§ WHAT IS EXPECTED
Nothing but the text should be carried over: reproduce all the data exactly and leave out every image.
DATA SUPPLIED section start
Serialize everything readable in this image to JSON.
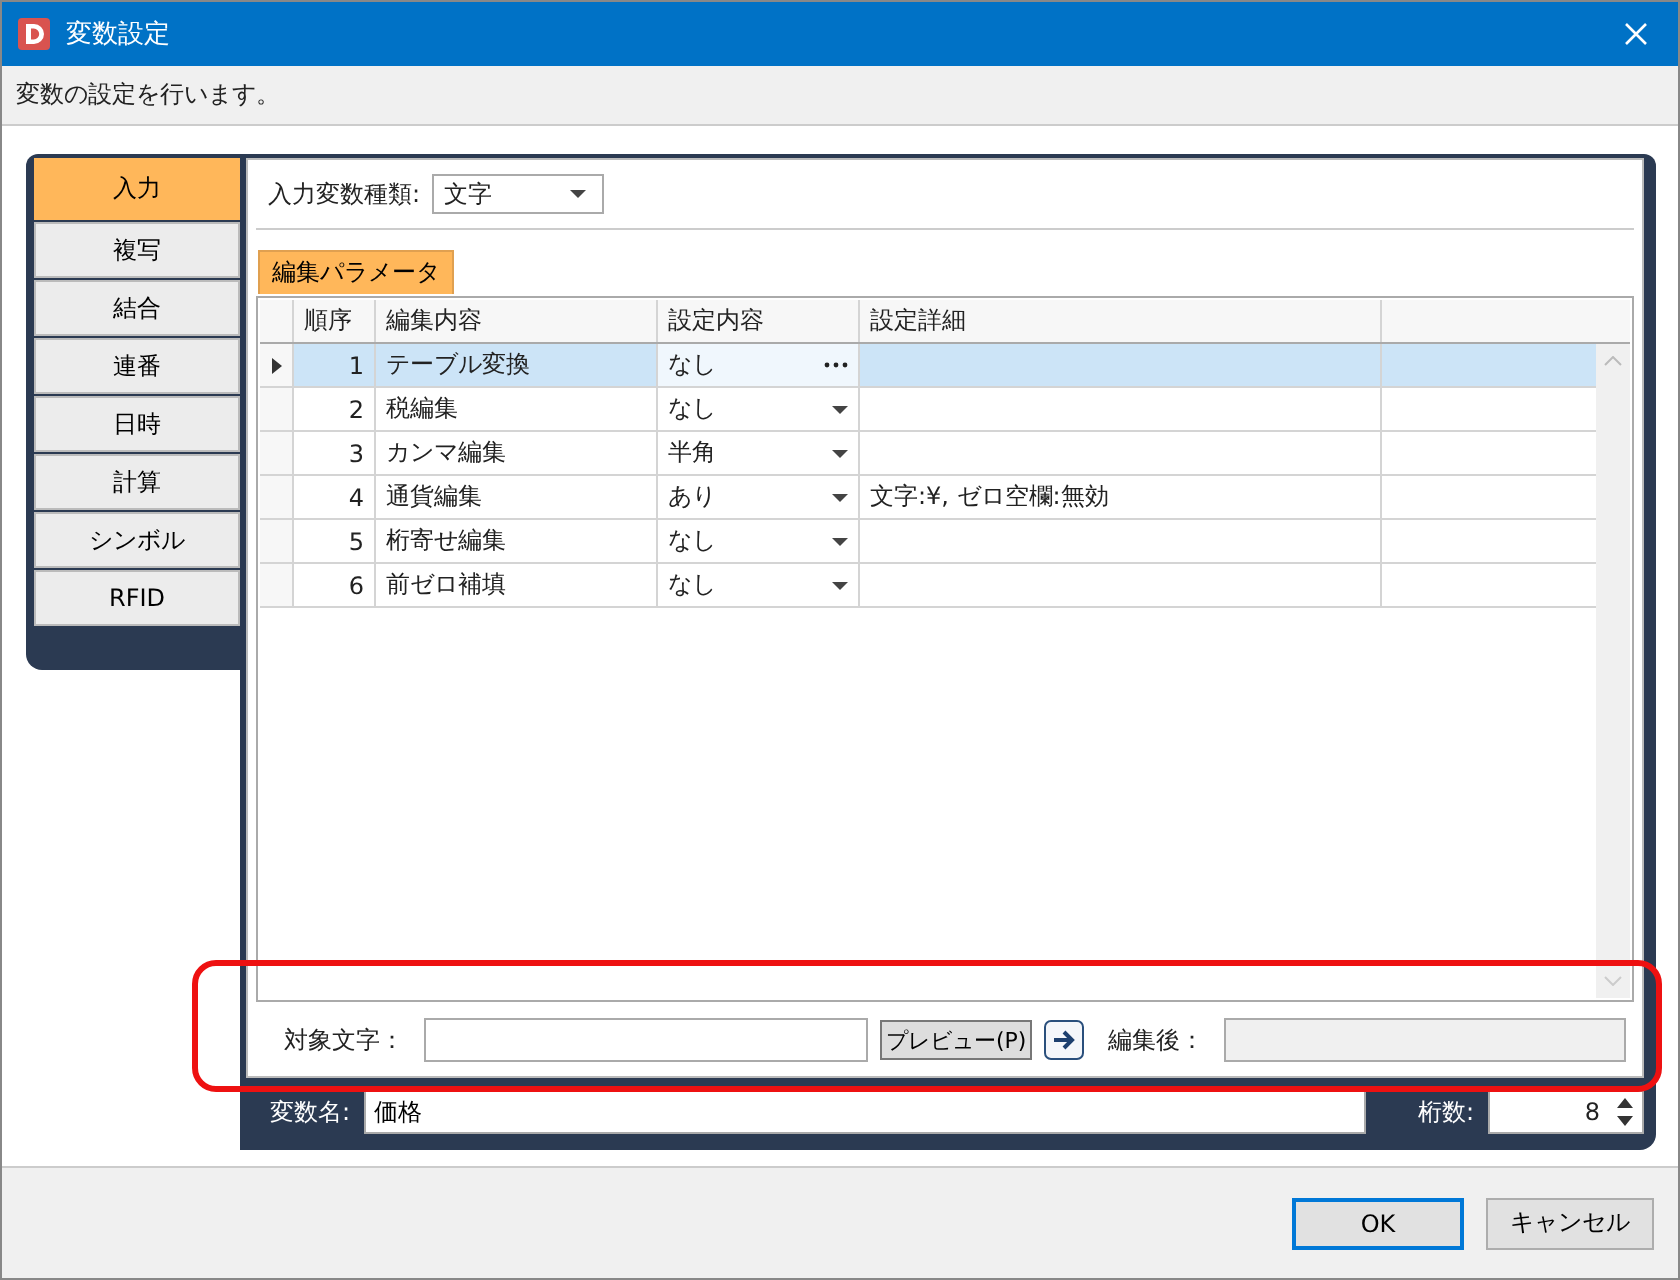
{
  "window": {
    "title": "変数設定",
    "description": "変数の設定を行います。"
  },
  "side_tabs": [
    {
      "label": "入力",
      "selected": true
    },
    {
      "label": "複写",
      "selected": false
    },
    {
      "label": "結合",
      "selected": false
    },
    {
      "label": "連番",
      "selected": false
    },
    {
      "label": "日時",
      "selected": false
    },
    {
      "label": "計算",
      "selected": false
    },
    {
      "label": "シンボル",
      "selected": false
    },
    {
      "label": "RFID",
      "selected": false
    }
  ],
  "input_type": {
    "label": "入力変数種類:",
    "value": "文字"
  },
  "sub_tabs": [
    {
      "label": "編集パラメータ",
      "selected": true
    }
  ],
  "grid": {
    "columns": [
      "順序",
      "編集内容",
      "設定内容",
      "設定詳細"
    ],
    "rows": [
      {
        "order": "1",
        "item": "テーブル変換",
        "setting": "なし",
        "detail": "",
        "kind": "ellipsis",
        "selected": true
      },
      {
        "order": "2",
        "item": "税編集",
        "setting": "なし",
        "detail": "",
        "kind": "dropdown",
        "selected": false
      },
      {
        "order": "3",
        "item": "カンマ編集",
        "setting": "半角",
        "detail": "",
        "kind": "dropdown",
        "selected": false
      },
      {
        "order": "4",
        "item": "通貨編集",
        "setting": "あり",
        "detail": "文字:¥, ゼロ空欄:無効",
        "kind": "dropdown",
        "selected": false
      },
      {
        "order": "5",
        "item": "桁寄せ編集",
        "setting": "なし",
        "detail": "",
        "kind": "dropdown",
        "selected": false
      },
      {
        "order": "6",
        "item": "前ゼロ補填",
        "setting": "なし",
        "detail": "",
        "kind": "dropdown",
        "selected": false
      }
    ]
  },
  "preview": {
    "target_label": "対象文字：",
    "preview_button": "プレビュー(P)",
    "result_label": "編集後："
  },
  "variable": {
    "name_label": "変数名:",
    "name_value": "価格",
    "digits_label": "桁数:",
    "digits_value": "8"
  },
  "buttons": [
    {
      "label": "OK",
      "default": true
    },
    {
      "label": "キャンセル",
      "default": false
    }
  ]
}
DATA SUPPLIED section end
§ EXERCISE OUTPUT
Serialize everything readable in this image to JSON.
{
  "window": {
    "title": "変数設定",
    "description": "変数の設定を行います。"
  },
  "side_tabs": [
    {
      "label": "入力",
      "selected": true
    },
    {
      "label": "複写",
      "selected": false
    },
    {
      "label": "結合",
      "selected": false
    },
    {
      "label": "連番",
      "selected": false
    },
    {
      "label": "日時",
      "selected": false
    },
    {
      "label": "計算",
      "selected": false
    },
    {
      "label": "シンボル",
      "selected": false
    },
    {
      "label": "RFID",
      "selected": false
    }
  ],
  "input_type": {
    "label": "入力変数種類:",
    "value": "文字"
  },
  "sub_tabs": [
    {
      "label": "編集パラメータ",
      "selected": true
    }
  ],
  "grid": {
    "columns": [
      "順序",
      "編集内容",
      "設定内容",
      "設定詳細"
    ],
    "rows": [
      {
        "order": "1",
        "item": "テーブル変換",
        "setting": "なし",
        "detail": "",
        "kind": "ellipsis",
        "selected": true
      },
      {
        "order": "2",
        "item": "税編集",
        "setting": "なし",
        "detail": "",
        "kind": "dropdown",
        "selected": false
      },
      {
        "order": "3",
        "item": "カンマ編集",
        "setting": "半角",
        "detail": "",
        "kind": "dropdown",
        "selected": false
      },
      {
        "order": "4",
        "item": "通貨編集",
        "setting": "あり",
        "detail": "文字:¥, ゼロ空欄:無効",
        "kind": "dropdown",
        "selected": false
      },
      {
        "order": "5",
        "item": "桁寄せ編集",
        "setting": "なし",
        "detail": "",
        "kind": "dropdown",
        "selected": false
      },
      {
        "order": "6",
        "item": "前ゼロ補填",
        "setting": "なし",
        "detail": "",
        "kind": "dropdown",
        "selected": false
      }
    ]
  },
  "preview": {
    "target_label": "対象文字：",
    "preview_button": "プレビュー(P)",
    "result_label": "編集後："
  },
  "variable": {
    "name_label": "変数名:",
    "name_value": "価格",
    "digits_label": "桁数:",
    "digits_value": "8"
  },
  "buttons": [
    {
      "label": "OK",
      "default": true
    },
    {
      "label": "キャンセル",
      "default": false
    }
  ]
}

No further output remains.